Van Jones award host committee

Screenshot of Essential: Advocacy for Community Justice reception (click image to enlarge)

On November 18, 2010, the far left Maurice & Jane Sugar Law Center for Economic & Social Justice presented "The Maurice Sugar Voice for Justice Award" to Van Jones "Human Rights Activists and Green-Jobs Advocate", at the United Way for Southeastern Michigan, 660 Woodward Ave, Suite 300.

Members of the Honorary Host Committee were;[6]

Bail Out the People Movement march

A powerful march for jobs filled the streets Pittsburgh, Sept. 20, 2009 in the first major protest before the G-20 summit. Organizers estimate more than 1000 people joined the demonstration, which marched from the Hill district, the historic center of the city’s African American community, to Freedom Corner.

Organized the Bail Out the People Movement, speakers at the rally included Pam Africa, International Concerned Family and Friends of Mumia Abu-Jamal; Nellie Bailey, Harlem Tenants Council; Mick Kelly, Minnesota Coalition for a People’s Bailout; Oscar Hernandez, participant in the 11-month Stella D’Oro bakery strike in New York City; Sandra Hines, Michigan Moratorium NOW! Coalition to Stop Foreclosures and Evictions; Larry Holmes, Bail Out the People Movement; Fred Redmond, vice-president of the United Steelworkers; Lynne Stewart, civil rights attorney and others.[7]

Pays tribute to late communist activist

The fourth floor meeting room of the United Steelworkers national headquarters, in Pittsburgh, rang out with cheers, applause and music Nov. 19, 2012, as nearly 200 friends, family, neighbors, union brothers and sisters and comrades, gathered to pay tribute and celebrate the life of George Edwards.

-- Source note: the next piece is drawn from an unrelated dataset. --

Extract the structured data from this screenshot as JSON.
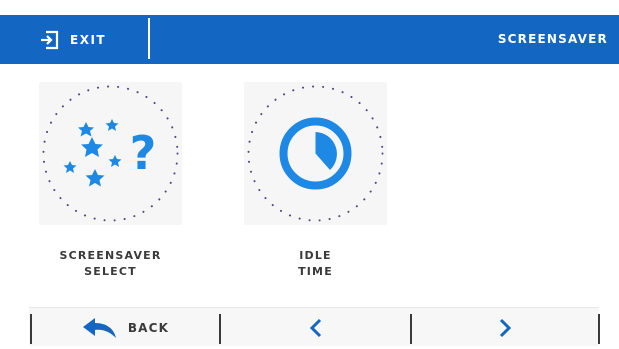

The well known union and community activist and Communist Party USA leader died of heart failure Oct. 5.

"George was an activist every day of his adult life," USW President Leo Gerard said. "Even when he was red-baited, he stuck to his principles. He kept up the fight for social and economic justice."

Gerard was self-critical that, after the 2008 election, labor had "let Obama down. We should have been in the streets in 2009." But, "we learned our lesson and on election night, we won one for George. We must learn from George's life to never stop being an activist on behalf of working people."

"And that," said emcee and USW Vice President Fred Redmond, "is the best introduction to our next speaker, Sam Webb, National Chairman of the Communist Party."

"There is no better place to celebrate George's life," Webb said, thanking Gerard and the union for hosting the memorial. "This union meant everything to him," he said. "Nothing made George happier than to volunteer his labor in this building."[8]

External links